PROBLEM
Scan the material for the word "WLAN", and copy each line where it shows up.

DATA SHOWN
----------------------------------------
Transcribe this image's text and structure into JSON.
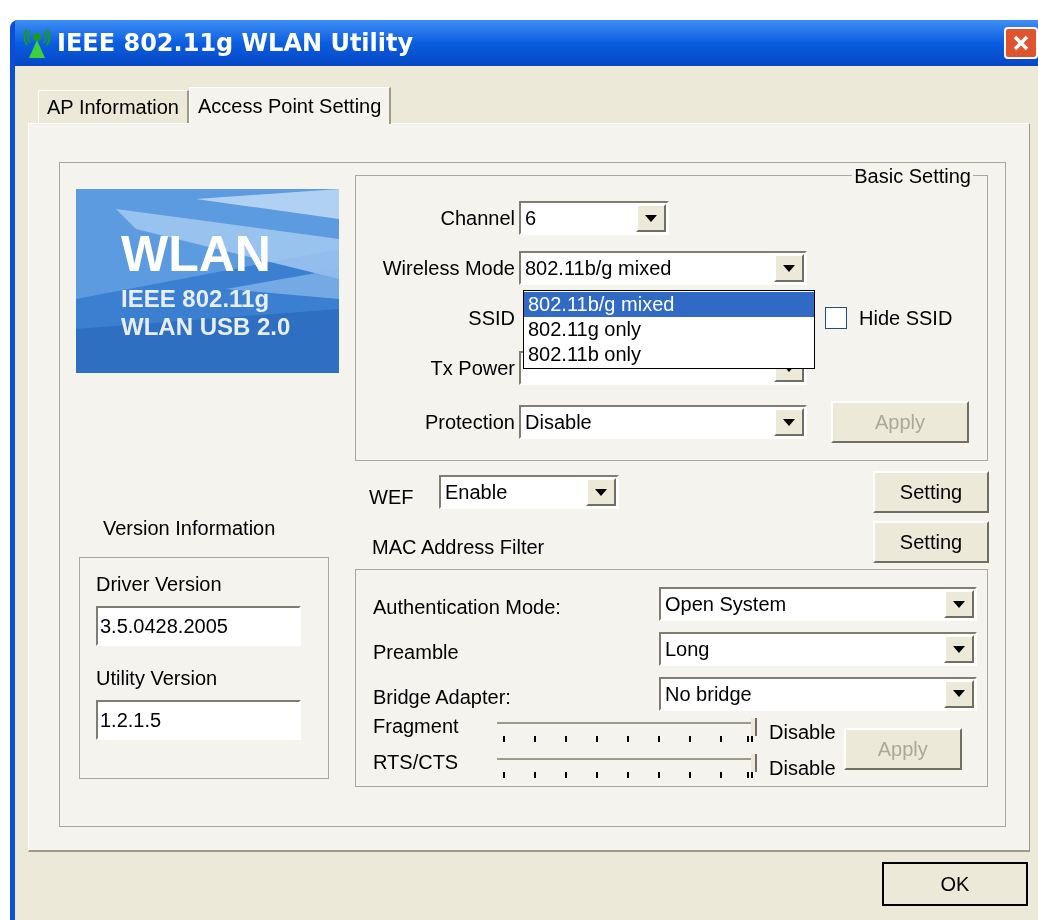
{
  "window": {
    "title": "IEEE 802.11g WLAN Utility"
  },
  "tabs": [
    {
      "label": "AP Information",
      "selected": false
    },
    {
      "label": "Access Point Setting",
      "selected": true
    }
  ],
  "logo": {
    "lines": [
      "WLAN",
      "IEEE 802.11g",
      "WLAN USB 2.0"
    ]
  },
  "version_info": {
    "title": "Version Information",
    "fields": [
      {
        "label": "Driver Version",
        "value": "3.5.0428.2005"
      },
      {
        "label": "Utility Version",
        "value": "1.2.1.5"
      }
    ]
  },
  "basic_setting": {
    "title": "Basic Setting",
    "channel": {
      "label": "Channel",
      "value": "6"
    },
    "wireless_mode": {
      "label": "Wireless Mode",
      "value": "802.11b/g mixed",
      "expanded": true,
      "options": [
        {
          "label": "802.11b/g mixed",
          "selected": true
        },
        {
          "label": "802.11g only",
          "selected": false
        },
        {
          "label": "802.11b only",
          "selected": false
        }
      ]
    },
    "ssid": {
      "label": "SSID"
    },
    "hide_ssid": {
      "label": "Hide SSID",
      "checked": false
    },
    "tx_power": {
      "label": "Tx Power"
    },
    "protection": {
      "label": "Protection",
      "value": "Disable"
    },
    "apply": {
      "label": "Apply",
      "disabled": true
    }
  },
  "wep": {
    "label": "WEF",
    "value": "Enable",
    "button": {
      "label": "Setting",
      "disabled": false
    }
  },
  "mac_filter": {
    "label": "MAC Address Filter",
    "button": {
      "label": "Setting",
      "disabled": false
    }
  },
  "advanced": {
    "rows": [
      {
        "label": "Authentication Mode:",
        "value": "Open System"
      },
      {
        "label": "Preamble",
        "value": "Long"
      },
      {
        "label": "Bridge Adapter:",
        "value": "No bridge"
      }
    ],
    "sliders": [
      {
        "label": "Fragment",
        "level": 1,
        "reading": "Disable"
      },
      {
        "label": "RTS/CTS",
        "level": 1,
        "reading": "Disable"
      }
    ],
    "apply": {
      "label": "Apply",
      "disabled": true
    }
  },
  "buttons": [
    {
      "label": "OK",
      "disabled": false
    }
  ]
}
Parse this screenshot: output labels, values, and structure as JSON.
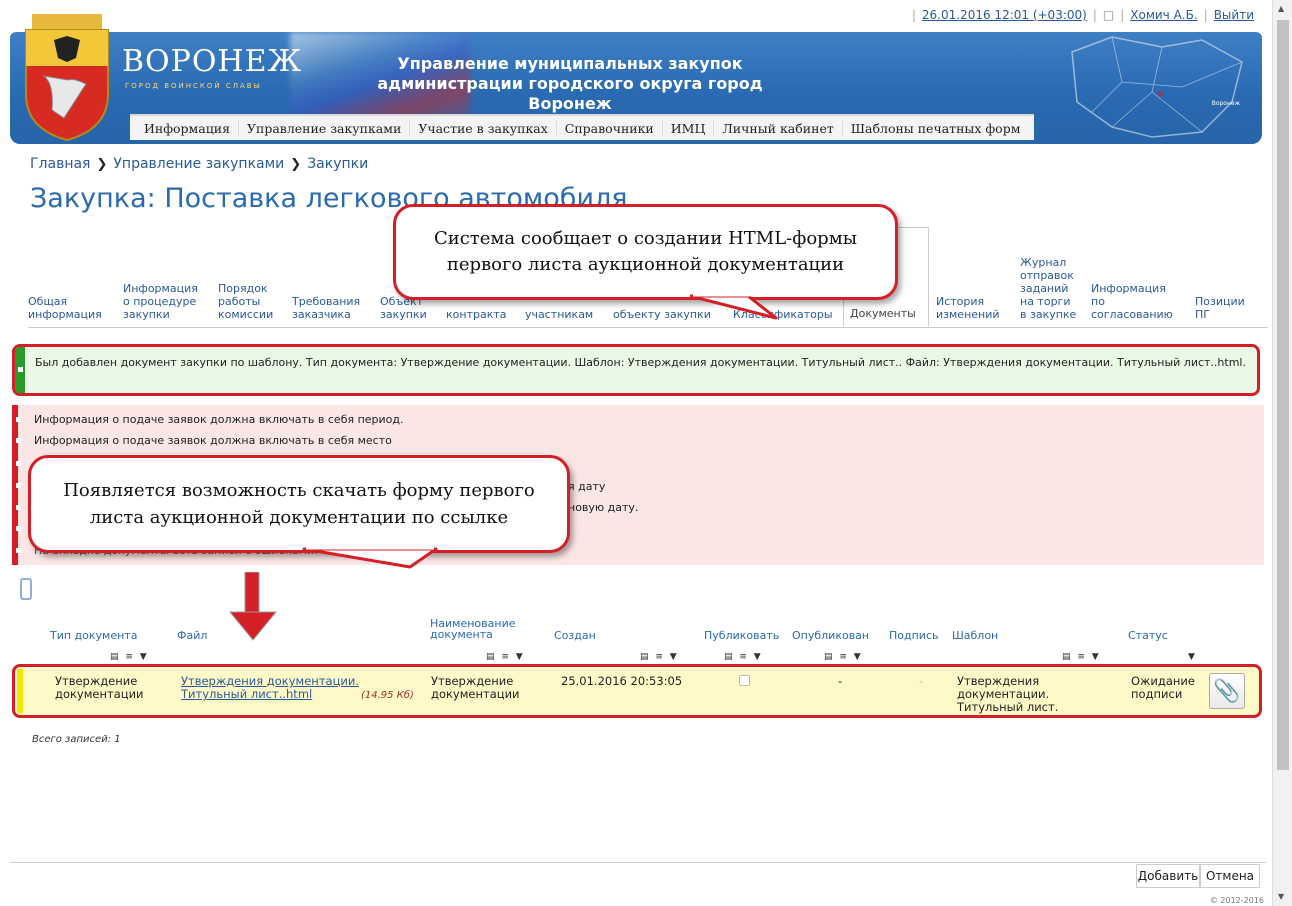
{
  "topbar": {
    "datetime": "26.01.2016 12:01 (+03:00)",
    "user": "Хомич А.Б.",
    "logout": "Выйти"
  },
  "header": {
    "city": "ВОРОНЕЖ",
    "city_tagline": "ГОРОД ВОИНСКОЙ СЛАВЫ",
    "department_line1": "Управление муниципальных закупок",
    "department_line2": "администрации городского округа город Воронеж",
    "map_label": "Воронеж"
  },
  "menu": [
    "Информация",
    "Управление закупками",
    "Участие в закупках",
    "Справочники",
    "ИМЦ",
    "Личный кабинет",
    "Шаблоны печатных форм"
  ],
  "breadcrumb": {
    "home": "Главная",
    "section": "Управление закупками",
    "current": "Закупки"
  },
  "page_title": "Закупка: Поставка легкового автомобиля",
  "tabs": [
    "Общая информация",
    "Информация о процедуре закупки",
    "Порядок работы комиссии",
    "Требования заказчика",
    "Объект закупки",
    "контракта",
    "участникам",
    "объекту закупки",
    "Классификаторы",
    "Документы",
    "История изменений",
    "Журнал отправок заданий на торги в закупке",
    "Информация по согласованию",
    "Позиции ПГ"
  ],
  "success_message": "Был добавлен документ закупки по шаблону. Тип документа: Утверждение документации. Шаблон: Утверждения документации. Титульный лист.. Файл: Утверждения документации. Титульный лист..html.",
  "errors": [
    "Информация о подаче заявок должна включать в себя период.",
    "Информация о подаче заявок должна включать в себя место",
    "я дату",
    "новую дату.",
    "На вкладке документы есть записи с ошибками."
  ],
  "table": {
    "headers": {
      "doc_type": "Тип документа",
      "file": "Файл",
      "doc_name": "Наименование документа",
      "created": "Создан",
      "publish": "Публиковать",
      "published": "Опубликован",
      "signature": "Подпись",
      "template": "Шаблон",
      "status": "Статус"
    },
    "row": {
      "doc_type": "Утверждение документации",
      "file": "Утверждения документации. Титульный лист..html",
      "size": "(14.95 Кб)",
      "doc_name": "Утверждение документации",
      "created": "25.01.2016 20:53:05",
      "published": "-",
      "signature": "-",
      "template": "Утверждения документации. Титульный лист.",
      "status": "Ожидание подписи"
    },
    "total": "Всего записей: 1"
  },
  "buttons": {
    "add": "Добавить",
    "cancel": "Отмена"
  },
  "copyright": "© 2012-2016",
  "callouts": {
    "top": "Система сообщает о создании HTML-формы первого листа аукционной документации",
    "middle": "Появляется возможность скачать форму первого листа аукционной документации по ссылке"
  },
  "colors": {
    "accent_red": "#d51f27",
    "header_blue": "#2a6ab2",
    "success_green": "#2a9b2a",
    "row_yellow": "#fff9c8"
  }
}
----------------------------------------
OUTPUT OF THE EXERCISE
    "title": "IEEE 802.11g WLAN Utility"
      "WLAN",
      "WLAN USB 2.0"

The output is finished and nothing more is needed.